*** Opening of Material to process ***

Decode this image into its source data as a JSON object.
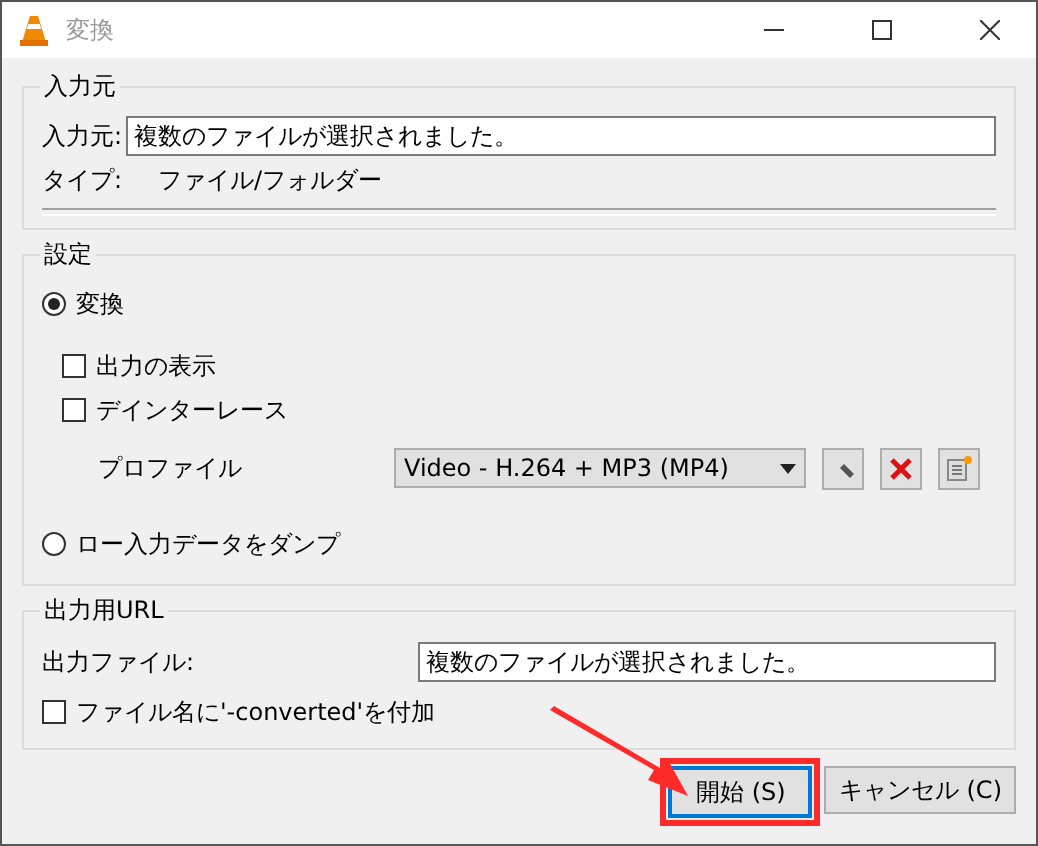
{
  "window": {
    "title": "変換"
  },
  "source": {
    "legend": "入力元",
    "label": "入力元:",
    "value": "複数のファイルが選択されました。",
    "type_label": "タイプ:",
    "type_value": "ファイル/フォルダー"
  },
  "settings": {
    "legend": "設定",
    "modes": [
      {
        "label": "変換",
        "selected": true
      },
      {
        "label": "ロー入力データをダンプ",
        "selected": false
      }
    ],
    "options": [
      {
        "label": "出力の表示",
        "checked": false
      },
      {
        "label": "デインターレース",
        "checked": false
      }
    ],
    "profile_label": "プロファイル",
    "profile_value": "Video - H.264 + MP3 (MP4)"
  },
  "output": {
    "legend": "出力用URL",
    "label": "出力ファイル:",
    "value": "複数のファイルが選択されました。",
    "append": {
      "label": "ファイル名に'-converted'を付加",
      "checked": false
    }
  },
  "buttons": [
    {
      "label": "開始 (S)",
      "focused": true,
      "highlighted": true
    },
    {
      "label": "キャンセル (C)",
      "focused": false,
      "highlighted": false
    }
  ]
}
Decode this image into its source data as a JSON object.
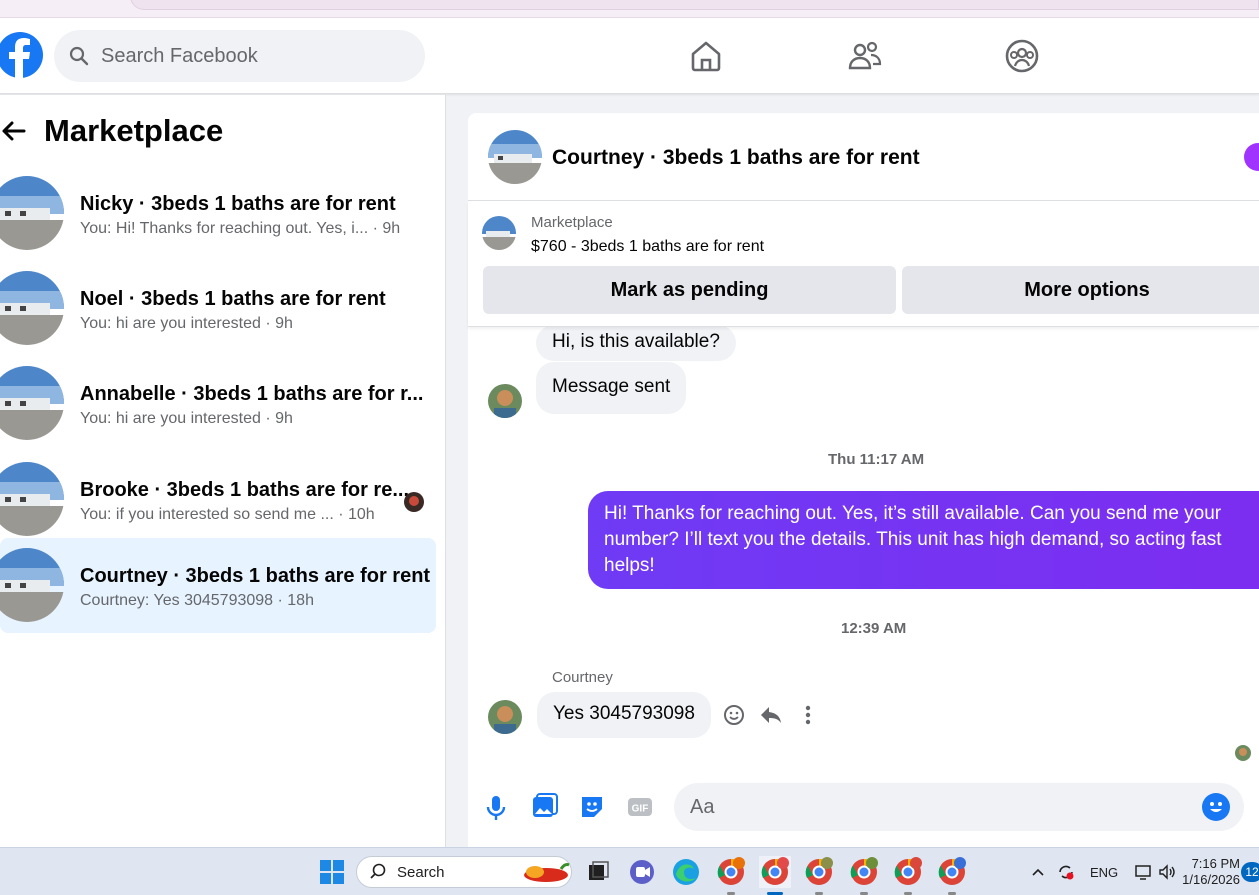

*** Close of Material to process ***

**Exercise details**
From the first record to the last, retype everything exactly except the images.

**Written solution**
Decode this image into its source data as a JSON object.
{
  "window": {
    "title": "変換"
  },
  "source": {
    "legend": "入力元",
    "label": "入力元:",
    "value": "複数のファイルが選択されました。",
    "type_label": "タイプ:",
    "type_value": "ファイル/フォルダー"
  },
  "settings": {
    "legend": "設定",
    "modes": [
      {
        "label": "変換",
        "selected": true
      },
      {
        "label": "ロー入力データをダンプ",
        "selected": false
      }
    ],
    "options": [
      {
        "label": "出力の表示",
        "checked": false
      },
      {
        "label": "デインターレース",
        "checked": false
      }
    ],
    "profile_label": "プロファイル",
    "profile_value": "Video - H.264 + MP3 (MP4)"
  },
  "output": {
    "legend": "出力用URL",
    "label": "出力ファイル:",
    "value": "複数のファイルが選択されました。",
    "append": {
      "label": "ファイル名に'-converted'を付加",
      "checked": false
    }
  },
  "buttons": [
    {
      "label": "開始 (S)",
      "focused": true,
      "highlighted": true
    },
    {
      "label": "キャンセル (C)",
      "focused": false,
      "highlighted": false
    }
  ]
}
Decode this image into its source data as a JSON object.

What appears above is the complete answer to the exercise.